In the records below, find each line that holds "this" and return it.
[Task input Boundary: Start]
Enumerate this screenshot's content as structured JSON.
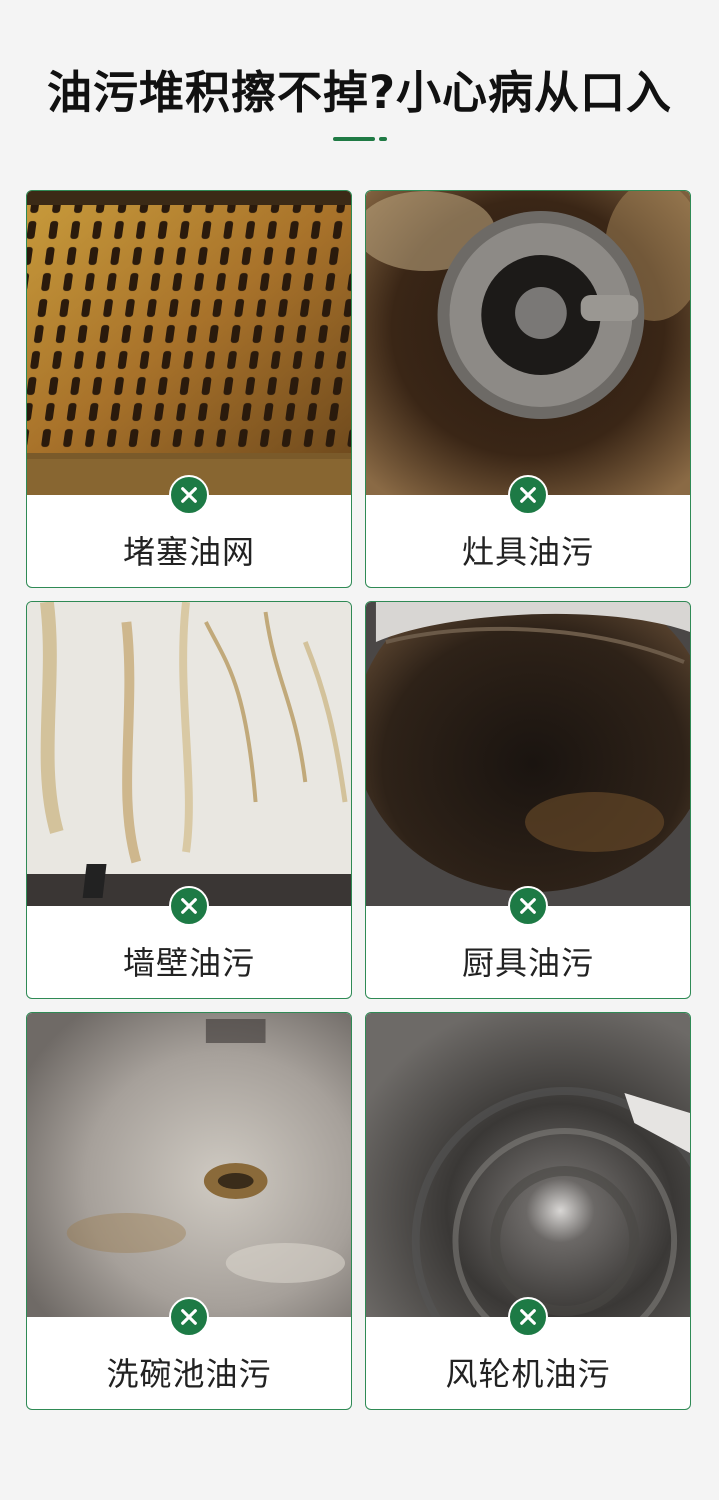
{
  "headline": "油污堆积擦不掉?小心病从口入",
  "colors": {
    "accent": "#1d7a45",
    "card_border": "#2f8a55"
  },
  "cards": [
    {
      "label": "堵塞油网",
      "icon": "x-icon"
    },
    {
      "label": "灶具油污",
      "icon": "x-icon"
    },
    {
      "label": "墙壁油污",
      "icon": "x-icon"
    },
    {
      "label": "厨具油污",
      "icon": "x-icon"
    },
    {
      "label": "洗碗池油污",
      "icon": "x-icon"
    },
    {
      "label": "风轮机油污",
      "icon": "x-icon"
    }
  ]
}
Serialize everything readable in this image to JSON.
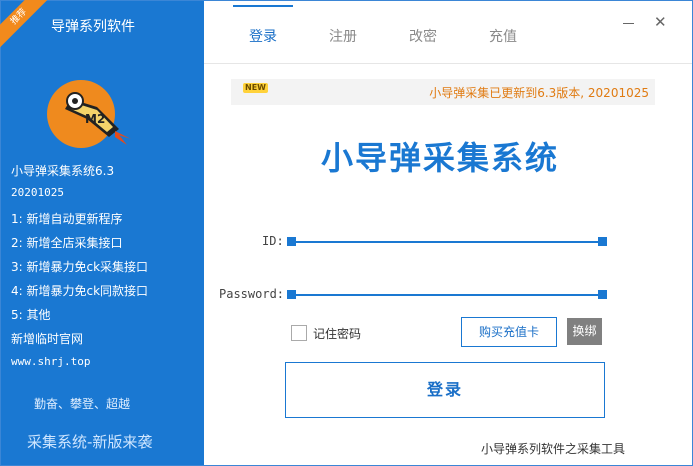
{
  "left_panel": {
    "ribbon": "推荐",
    "app_title": "导弹系列软件",
    "logo_text": "M2",
    "info_lines": [
      "小导弹采集系统6.3",
      "20201025",
      "1: 新增自动更新程序",
      "2: 新增全店采集接口",
      "3: 新增暴力免ck采集接口",
      "4: 新增暴力免ck同款接口",
      "5: 其他",
      "新增临时官网",
      "www.shrj.top"
    ],
    "slogan": "勤奋、攀登、超越",
    "bottom_slogan": "采集系统-新版来袭"
  },
  "tabs": [
    "登录",
    "注册",
    "改密",
    "充值"
  ],
  "active_tab": "登录",
  "notice": {
    "badge": "NEW",
    "text": "小导弹采集已更新到6.3版本, 20201025"
  },
  "main_title": "小导弹采集系统",
  "form": {
    "id_label": "ID:",
    "id_value": "",
    "password_label": "Password:",
    "password_value": "",
    "remember_label": "记住密码",
    "remember_checked": false,
    "buy_card_label": "购买充值卡",
    "swap_label": "换绑",
    "login_label": "登录"
  },
  "footer": "小导弹系列软件之采集工具",
  "colors": {
    "accent": "#1a78d2",
    "ribbon": "#f28a1c",
    "notice_text": "#e07b12",
    "swap_button": "#808080"
  },
  "icons": {
    "minimize": "minimize-icon",
    "close": "close-icon",
    "logo": "rocket-logo-icon"
  }
}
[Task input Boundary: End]
#### [Exercise result]
Enumerate this screenshot's content as structured JSON.
Serialize everything readable in this image to JSON.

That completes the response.